If you've ever heard of resveratrol, the anti-aging compound found in small amounts in wine, you can thank David Sinclair, Ph.D., a tenured professor at Harvard Medical School. But Sinclair wants to be remembered for more than that.

Although Sinclair is best known for his research and advocacy of resveratrol in his 30s, he has now moved on to potentially more potent anti-aging compounds and human clinical trials to determine their efficacy.

Career

In the early 90s, shortly before receiving his Ph.D. in molecular genetics at the University of New South Wales in Australia, Sinclair met his mentor Leonard Guarente, an MIT professor who studied genes involved in the regulation of aging.

The meeting convinced Sinclair to apply for a post-doctoral position in Guarente's lab, where Sinclair later discovered that sirtuin 1 (SIRT1) slows aging in yeast. Sirtuins are a type of protein found in many organisms and are thought to protect against epigenetic changes that cause aging.

Later, Sinclair was hired at Harvard Medical School and given a small lab where he collaborated on research that showed the plant polyphenol resveratrol could activate sirtuins.

Theory of xeno-hormesis

To explain why plant compounds seem to affect human aging, Sinclair co-authored a paper in 2003 that coined the term "xeno-hormesis", which can be thought of as interspecies communication of stress signals.[1]

The theory goes that humans have evolved to sense our environment. So when we consume compounds produced by plants in times of stress, our bodies recognize these compounds and get advance warning about poor environmental conditions. This causes our body to activate cellular pathways that make us more resilient and have anti-aging effects.

Current research

Sinclair continues to have his own lab at Harvard but has shifted his focus to other, more potent, sirtuin activators such as nicotinamide mononucleotide (NMN). According to Sinclair, human clinical trials are in progress.

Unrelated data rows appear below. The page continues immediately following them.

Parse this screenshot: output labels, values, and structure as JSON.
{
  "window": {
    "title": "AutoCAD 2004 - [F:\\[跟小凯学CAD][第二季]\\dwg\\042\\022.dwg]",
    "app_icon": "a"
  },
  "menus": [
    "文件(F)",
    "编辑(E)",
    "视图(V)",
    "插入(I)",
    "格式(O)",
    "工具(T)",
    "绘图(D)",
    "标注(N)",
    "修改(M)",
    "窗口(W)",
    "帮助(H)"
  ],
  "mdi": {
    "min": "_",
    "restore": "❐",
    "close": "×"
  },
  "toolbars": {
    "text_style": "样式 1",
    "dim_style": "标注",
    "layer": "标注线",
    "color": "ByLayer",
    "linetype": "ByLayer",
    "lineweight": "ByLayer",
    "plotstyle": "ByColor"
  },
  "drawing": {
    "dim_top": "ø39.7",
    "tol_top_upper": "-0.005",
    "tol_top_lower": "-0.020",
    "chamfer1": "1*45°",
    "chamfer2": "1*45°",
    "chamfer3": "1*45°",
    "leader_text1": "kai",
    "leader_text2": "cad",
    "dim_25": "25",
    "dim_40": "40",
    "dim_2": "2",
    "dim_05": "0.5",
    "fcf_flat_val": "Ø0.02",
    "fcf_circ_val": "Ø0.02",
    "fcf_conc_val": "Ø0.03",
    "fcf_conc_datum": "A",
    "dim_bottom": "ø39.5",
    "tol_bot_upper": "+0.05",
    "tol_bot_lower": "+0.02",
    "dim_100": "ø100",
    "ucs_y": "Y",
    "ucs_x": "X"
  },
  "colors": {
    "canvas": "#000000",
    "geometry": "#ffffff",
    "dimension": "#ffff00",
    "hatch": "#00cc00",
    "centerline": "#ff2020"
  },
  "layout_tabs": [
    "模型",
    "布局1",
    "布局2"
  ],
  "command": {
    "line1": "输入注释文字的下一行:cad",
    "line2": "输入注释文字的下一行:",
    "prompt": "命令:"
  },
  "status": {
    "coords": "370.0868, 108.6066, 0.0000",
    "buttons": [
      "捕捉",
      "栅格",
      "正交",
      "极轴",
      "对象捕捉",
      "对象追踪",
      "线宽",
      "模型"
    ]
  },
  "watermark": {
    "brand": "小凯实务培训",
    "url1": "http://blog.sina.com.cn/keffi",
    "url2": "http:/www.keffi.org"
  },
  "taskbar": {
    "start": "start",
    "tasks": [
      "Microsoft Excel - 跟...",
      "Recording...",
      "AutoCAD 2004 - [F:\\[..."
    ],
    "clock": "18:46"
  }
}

Commercial ventures

Sinclair has co-founded several companies. Arguably the most successful so far has been Sirtris, which was subsequently sold to the pharmaceutical company GlaxoSmithKline (GSK).

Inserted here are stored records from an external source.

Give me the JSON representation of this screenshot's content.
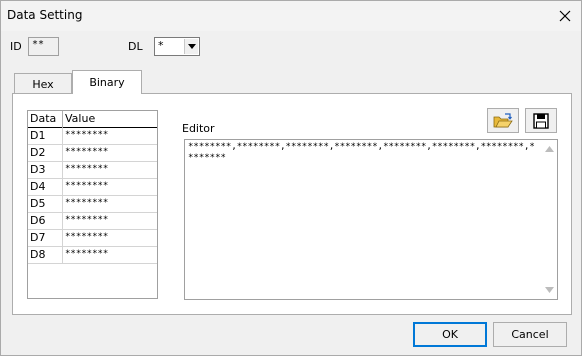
{
  "window": {
    "title": "Data Setting"
  },
  "id_field": {
    "label": "ID",
    "value": "**"
  },
  "dl_field": {
    "label": "DL",
    "value": "*"
  },
  "tabs": [
    {
      "label": "Hex",
      "active": false
    },
    {
      "label": "Binary",
      "active": true
    }
  ],
  "grid": {
    "headers": [
      "Data",
      "Value"
    ],
    "rows": [
      {
        "data": "D1",
        "value": "********"
      },
      {
        "data": "D2",
        "value": "********"
      },
      {
        "data": "D3",
        "value": "********"
      },
      {
        "data": "D4",
        "value": "********"
      },
      {
        "data": "D5",
        "value": "********"
      },
      {
        "data": "D6",
        "value": "********"
      },
      {
        "data": "D7",
        "value": "********"
      },
      {
        "data": "D8",
        "value": "********"
      }
    ]
  },
  "editor": {
    "label": "Editor",
    "text": "********,********,********,********,********,********,********,********"
  },
  "icons": {
    "open": "folder-open-icon",
    "save": "floppy-disk-icon",
    "close": "close-icon"
  },
  "buttons": {
    "ok": "OK",
    "cancel": "Cancel"
  },
  "colors": {
    "accent": "#0078d7",
    "folder": "#e8b93a"
  }
}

At Sirtris, Sinclair had worked to discover 14,000 different SIRT1 activators more potent than resveratrol. GSK apparently still has the molecules, and only a few have been involved in human studies, such as SRT-2104.

Sinclair is also an advisor at InsideTracker, a company that offers consumer blood testing services. Every few months Sinclair receives a comprehensive blood test to check his values and track measures of biological aging.

Books and media

Sinclair has not been shy about making himself and his opinions known on shows such as the Joe Rogan Experience, TED, and a variety of podcasts. He has also published a book about his research and theories.

Books

Videos

Anti-aging routine

Sinclair is uncommon among longevity researchers in that he talks openly about his anti-aging routine. He has a specific lifestyle, supplement routine, and blood test regimen that he follows.

  • Diet – Sinclair says he eats a "healthy omnivore diet" and as part of this diet avoids pasta and sugar, eats a lot of plants, and avoids meat unless he's worked out. Sinclair fears the mTOR cellular pathway, which is activated by amino acids in protein, may cause aging if activated in excess. In addition, Sinclair does intermittent fasting and often forgets to eat during the day but rather eats later in the night, something he calls a "bad habit".
  • Lifestyle – Sinclair tries to take a lot of steps and goes to the gym most weekend with his son. He spends several hours there doing a mix of strength and cardio, sauna, and cold bath. He doesn't smoke and avoids microwaved plastic, UV exposure, and sources of x-rays.

Supplements

According to his latest book, Sinclair has a specific supplement routine that he has also encouraged his family to use, including his dad, brother, and wife.

  • NMN – Takes 1 gram of this NAD+ precursor in the morning. Sinclair has mentioned timing NMN to coincide with the normal circadian rise in NAD+ during the morning. He has also mentioned combining it with trimethylglycine (TMG) for methyl group donation.
  • Resveratrol – 1 gram each morning in his homemade yogurt (or other fat) to increase bioavailability.
  • Metformin – 1 gram, but Sinclair has mentioned that he has a family history of diabetes, which this drug is prescribed for. There is evidence showing metformin may also prevent cancer, heart disease, and slow aging.

Blood tests

Sinclair believes certain blood values may be associated with longevity and can be used as a metric for biological aging. Since he is an advisor at Inside Tracker he uses their services and gets his values checked every few months.

  • Blood glucose – High impact and strong association with aging.
  • hsCRP – Medium impact on aging, and shows signs of inflammation.
  • Vitamin D – Medium impact on aging, can predict a decline in health and is controllable.
  • ALT –  Medium impact on aging, and can show signs of liver dysfunction.
  • Testosterone (men) / DHEAS (women) – Hormones that have a lower impact on aging compared to the others but are worth watching.
  • TNF alpha – Predictor of longevity.